MiKa and me held three talks at the Linuxwochen Wien 2011. The scheduled talks were „VoIP Security“ and „The Wind Chill Factor of Security“. The third talk was a review of the trust models used with X.509 certificates and issued by certificate authorities. The review was a drop-in replacement talk for a speaker who did not show up. Since the talks were held in German, I’d like to present a short summary in our blog.
VoIP has become a well-established technology in companies during the past years. Periodically we assess the security of VoIP protocols and implementations. The talk we gave was a review of the state-of-the-art focussing on SIP signalling and audio/video codecs.

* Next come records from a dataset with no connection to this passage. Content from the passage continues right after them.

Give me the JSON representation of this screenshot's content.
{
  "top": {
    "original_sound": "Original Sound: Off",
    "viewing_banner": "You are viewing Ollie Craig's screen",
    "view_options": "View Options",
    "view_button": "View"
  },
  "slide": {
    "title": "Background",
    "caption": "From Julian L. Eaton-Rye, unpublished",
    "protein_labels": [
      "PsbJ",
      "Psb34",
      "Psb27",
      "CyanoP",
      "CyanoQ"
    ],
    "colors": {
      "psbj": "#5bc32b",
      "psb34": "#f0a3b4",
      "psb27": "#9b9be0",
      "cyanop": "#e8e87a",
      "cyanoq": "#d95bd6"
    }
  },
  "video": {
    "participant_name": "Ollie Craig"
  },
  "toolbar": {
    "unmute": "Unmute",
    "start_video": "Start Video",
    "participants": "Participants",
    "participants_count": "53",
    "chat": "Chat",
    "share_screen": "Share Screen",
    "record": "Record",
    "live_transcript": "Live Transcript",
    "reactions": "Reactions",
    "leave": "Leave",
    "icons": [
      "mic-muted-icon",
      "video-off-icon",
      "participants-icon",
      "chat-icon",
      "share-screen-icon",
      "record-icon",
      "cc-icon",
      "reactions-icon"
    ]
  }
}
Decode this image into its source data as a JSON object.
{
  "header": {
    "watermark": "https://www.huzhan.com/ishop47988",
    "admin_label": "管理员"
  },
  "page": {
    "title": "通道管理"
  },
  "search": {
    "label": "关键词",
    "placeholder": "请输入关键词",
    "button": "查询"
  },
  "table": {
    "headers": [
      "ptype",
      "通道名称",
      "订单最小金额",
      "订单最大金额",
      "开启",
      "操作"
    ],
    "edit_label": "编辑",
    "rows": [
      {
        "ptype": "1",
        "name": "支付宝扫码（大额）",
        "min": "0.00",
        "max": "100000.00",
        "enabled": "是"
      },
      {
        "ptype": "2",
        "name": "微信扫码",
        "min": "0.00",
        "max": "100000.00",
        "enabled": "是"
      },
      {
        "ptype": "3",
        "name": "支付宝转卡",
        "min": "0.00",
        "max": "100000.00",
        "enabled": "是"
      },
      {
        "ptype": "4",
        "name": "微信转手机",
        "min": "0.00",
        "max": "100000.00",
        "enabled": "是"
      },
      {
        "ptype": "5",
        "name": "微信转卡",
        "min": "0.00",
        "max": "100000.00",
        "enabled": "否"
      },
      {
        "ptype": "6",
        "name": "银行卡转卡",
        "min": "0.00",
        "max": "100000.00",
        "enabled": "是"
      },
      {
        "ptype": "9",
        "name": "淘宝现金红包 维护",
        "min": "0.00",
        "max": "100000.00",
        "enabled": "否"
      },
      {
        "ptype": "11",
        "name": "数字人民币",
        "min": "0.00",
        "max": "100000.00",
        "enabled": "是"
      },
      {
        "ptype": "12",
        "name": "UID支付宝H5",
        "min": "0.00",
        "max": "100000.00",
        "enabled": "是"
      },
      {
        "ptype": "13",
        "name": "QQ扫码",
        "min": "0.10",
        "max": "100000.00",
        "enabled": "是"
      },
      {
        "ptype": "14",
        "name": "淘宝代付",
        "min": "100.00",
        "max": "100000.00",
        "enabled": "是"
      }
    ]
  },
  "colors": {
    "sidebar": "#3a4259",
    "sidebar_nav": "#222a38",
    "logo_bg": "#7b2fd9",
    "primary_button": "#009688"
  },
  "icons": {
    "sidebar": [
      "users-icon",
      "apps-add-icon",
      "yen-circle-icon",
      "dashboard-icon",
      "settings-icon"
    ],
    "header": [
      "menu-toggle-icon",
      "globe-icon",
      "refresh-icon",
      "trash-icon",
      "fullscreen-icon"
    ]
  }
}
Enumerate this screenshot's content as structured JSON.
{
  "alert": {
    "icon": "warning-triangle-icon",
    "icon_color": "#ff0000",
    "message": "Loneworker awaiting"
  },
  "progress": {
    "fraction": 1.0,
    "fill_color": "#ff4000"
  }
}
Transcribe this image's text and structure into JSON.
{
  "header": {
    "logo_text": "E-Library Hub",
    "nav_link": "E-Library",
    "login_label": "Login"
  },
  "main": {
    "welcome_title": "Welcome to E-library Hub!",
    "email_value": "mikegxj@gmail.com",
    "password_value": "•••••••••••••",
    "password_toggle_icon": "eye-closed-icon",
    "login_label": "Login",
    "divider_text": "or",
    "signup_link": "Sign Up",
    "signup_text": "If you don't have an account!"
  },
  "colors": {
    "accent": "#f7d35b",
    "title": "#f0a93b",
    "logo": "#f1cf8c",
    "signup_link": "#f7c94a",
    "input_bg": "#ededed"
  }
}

We discussed the basics, the SIP Digest Authentication Leak found by Sandro Gauci, SIP probes, the troubles of SIP gateway appliances (enabling LAN probing), motivations of attackers and potential business models involving VoIP abuse.
The wind chill factor is widely known from weather forecasts. Last year we tried to apply the concept of „felt security level“ in contrast to the real security level on IT topics. The talk features some examples where the felt security level is radically different from the actual security you have (due to „silent evaporation of safe-guards“). Taking a step back and re-evaluate how effective your security measures are is a crucial step. We know that you hear this mantra from every security consultant, but it is really a mantra you should repeat as often as you can.
The third talk deals with the mechanism of trust used in the widely deployed X.509 certificates and the authorities that issue them. Ever since Comodogate or the hijacked Verisign certificates the trust model has been questioned. The talk contains a review and points out that the trust model is broken, so everyone should know before relying on it.
We have also some audio files (in German) for download created with a portable recording device. The team of the Linuxwochen Wien has better recordings and will probably publish the talks along with the video recordings.